Sindelar, Aaron J., Schmer, Marty R., Jin, Virginia L., Wienhold, Brian J., Varvel, Gary E.
Agronomy journal 2016 v.108 no.4 pp. 1592-1602
Avena sativa, Glycine max, Melilotus officinalis, Sorghum bicolor, Trifolium pratense, Zea mays, continuous cropping, corn, crop rotation, fertilizer application, grain sorghum, grain yield, nitrogen, nitrogen fertilizers, no-tillage, oats, rainfed farming, soil-plant interactions, soybeans, Nebraska

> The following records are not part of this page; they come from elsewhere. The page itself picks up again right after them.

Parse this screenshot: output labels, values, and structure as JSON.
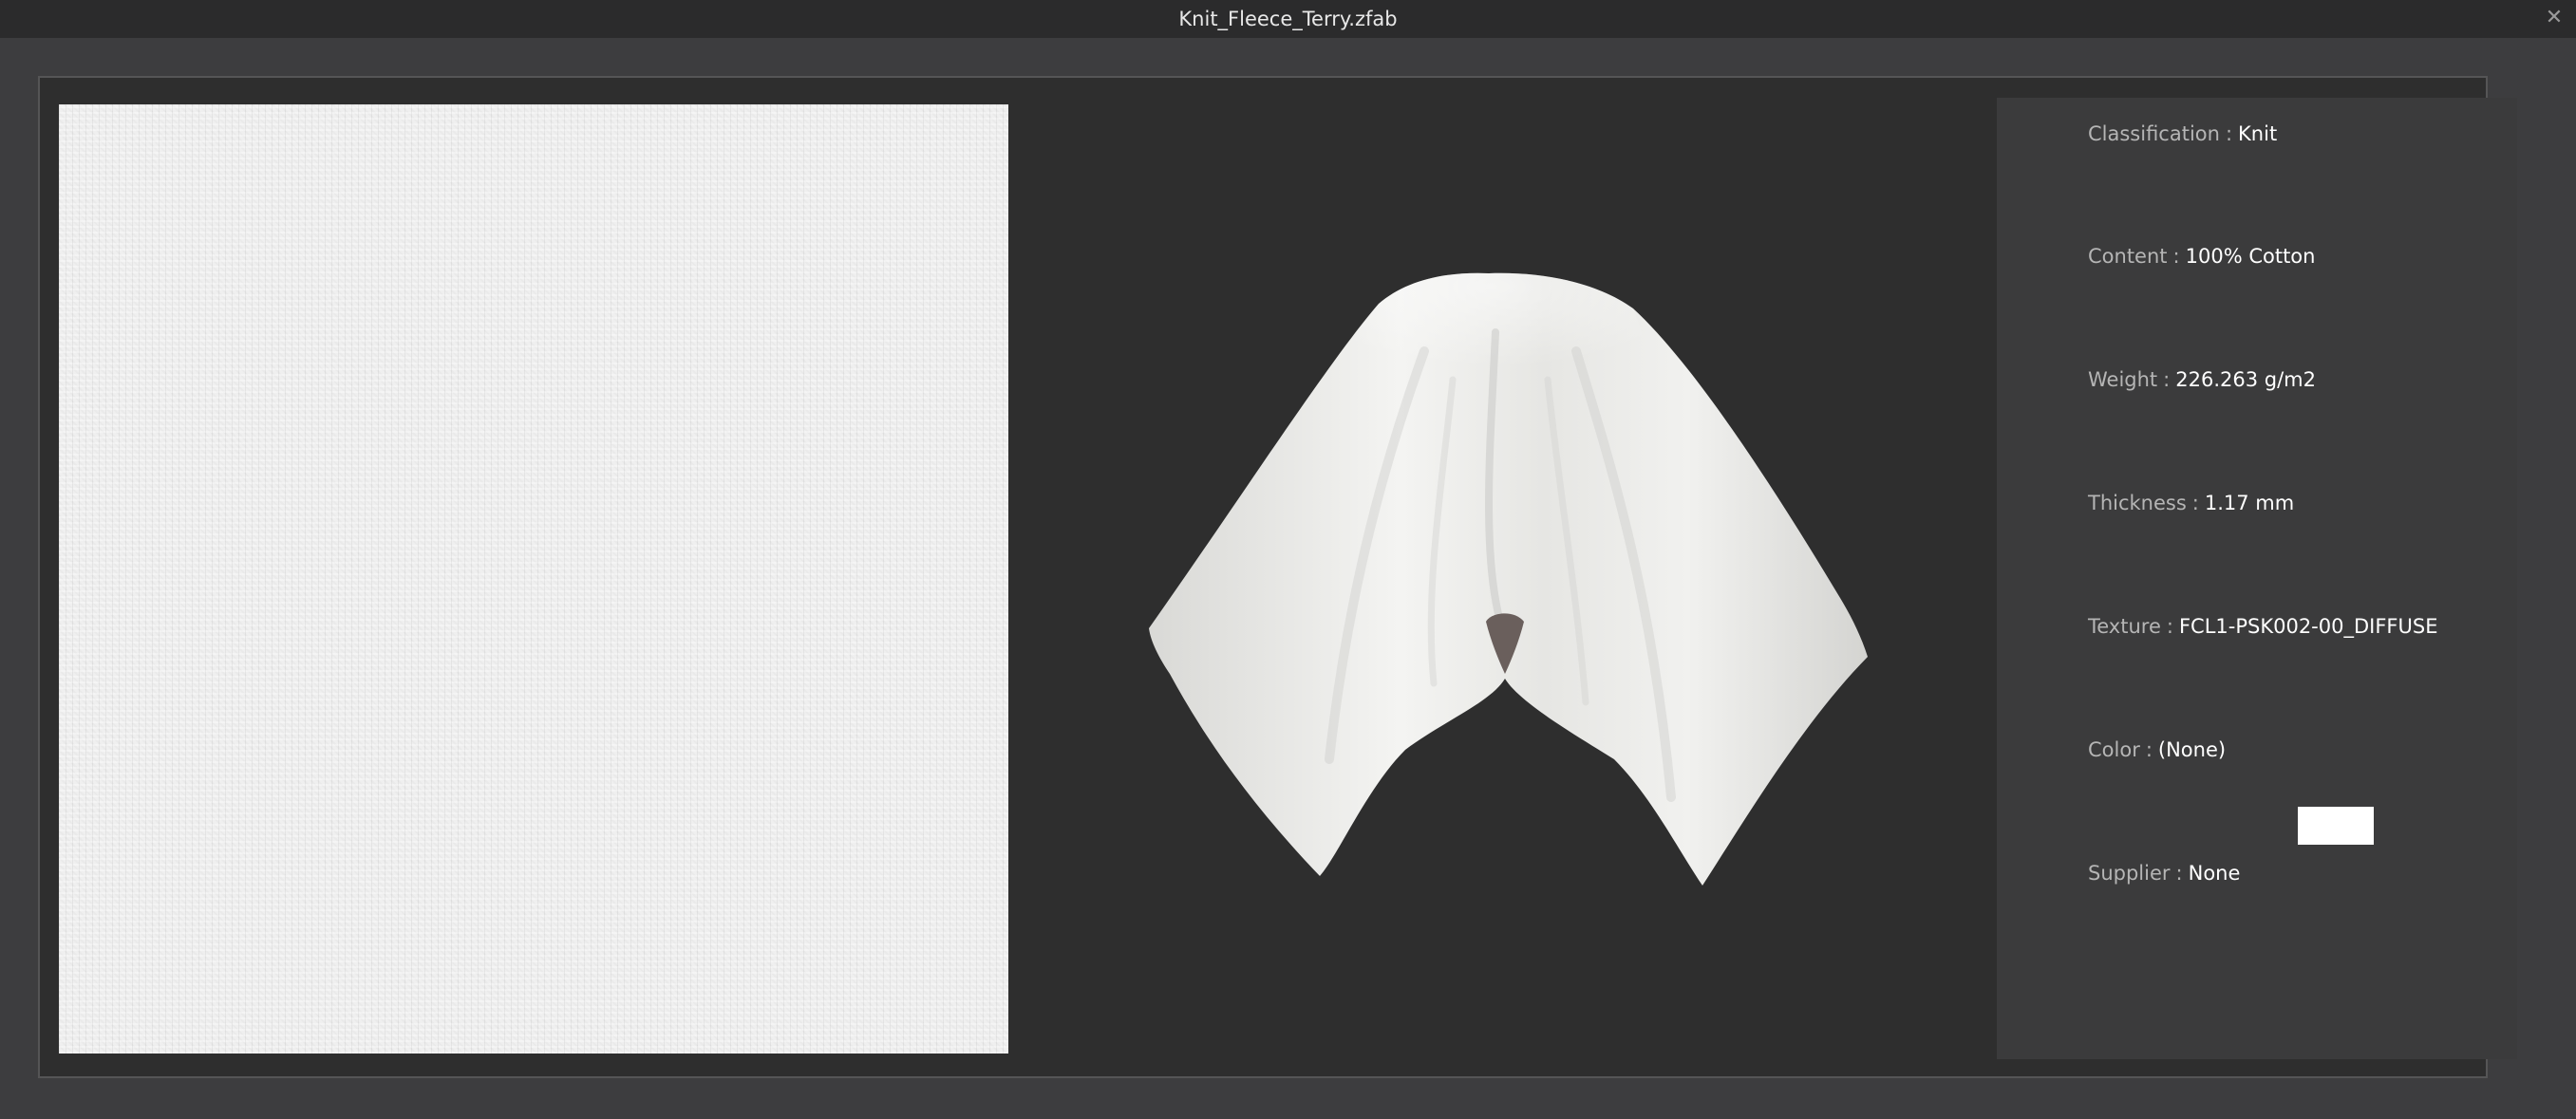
{
  "window": {
    "title": "Knit_Fleece_Terry.zfab",
    "close_glyph": "✕"
  },
  "icons": {
    "close": "close-icon"
  },
  "properties": {
    "classification": {
      "label": "Classification",
      "separator": ":",
      "value": "Knit"
    },
    "content": {
      "label": "Content",
      "separator": ":",
      "value": "100% Cotton"
    },
    "weight": {
      "label": "Weight",
      "separator": ":",
      "value": "226.263 g/m2"
    },
    "thickness": {
      "label": "Thickness",
      "separator": ":",
      "value": "1.17 mm"
    },
    "texture": {
      "label": "Texture",
      "separator": ":",
      "value": "FCL1-PSK002-00_DIFFUSE"
    },
    "color": {
      "label": "Color",
      "separator": ":",
      "value": "(None)",
      "swatch_color": "#ffffff"
    },
    "supplier": {
      "label": "Supplier",
      "separator": ":",
      "value": "None"
    }
  },
  "colors": {
    "background": "#3d3d3f",
    "titlebar": "#2b2b2c",
    "frame": "#2e2e2e",
    "info_panel": "#3b3b3c",
    "fabric": "#efefef"
  }
}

Long-term cropping system and fertilizer N studies are essential to understanding production potential and yield stability of corn (Zea mays L.), grain sorghum [Sorghum bicolor (L.) Moench], and soybean [Glycine max (L.) Merr.] in rain-fed environments. A no-till experiment (2007–2013) was conducted in eastern Nebraska to evaluate crop rotation (continuous corn, continuous grain sorghum, continuous soybean, corn–soybean, grain sorghum–soybean, corn– soybean–grain sorghum–oat [Avena sativa (L.)]/clover mixture [80% Melilotus officinalis Lam. + 20% Trifolium pretense L.], and corn–oat/clover–grain sorghum–soybean) and fertilizer N (corn and grain sorghum: 0, 90, 180 kg N ha–1; soybean and oat/clover: 0, 36, 67 kg N ha–1) on grain yield, plant N uptake, and N recovery efficiency. Diversified crop rotations increased corn and grain sorghum yields and improved yield stability. A positive corn grain yield response to fertilizer N was consistent across crop rotations, but fertilizer N addition with corn–soybean–grain sorghum–oat did not increase grain sorghum yield. Yield stability of soybean was less sensitive to management; all treatment combinations were found to be stable. Fertilizer N addition decreased soybean grain yield in 2 of 7 yr, but yields were similar in the remaining 5 yr. These results indicate that adoption of 2- and 4-yr crop rotations in rain-fed environments can result in high-yielding, more stable corn, grain sorghum, and soybean grain production compared with shorter rotations or continuous cropping.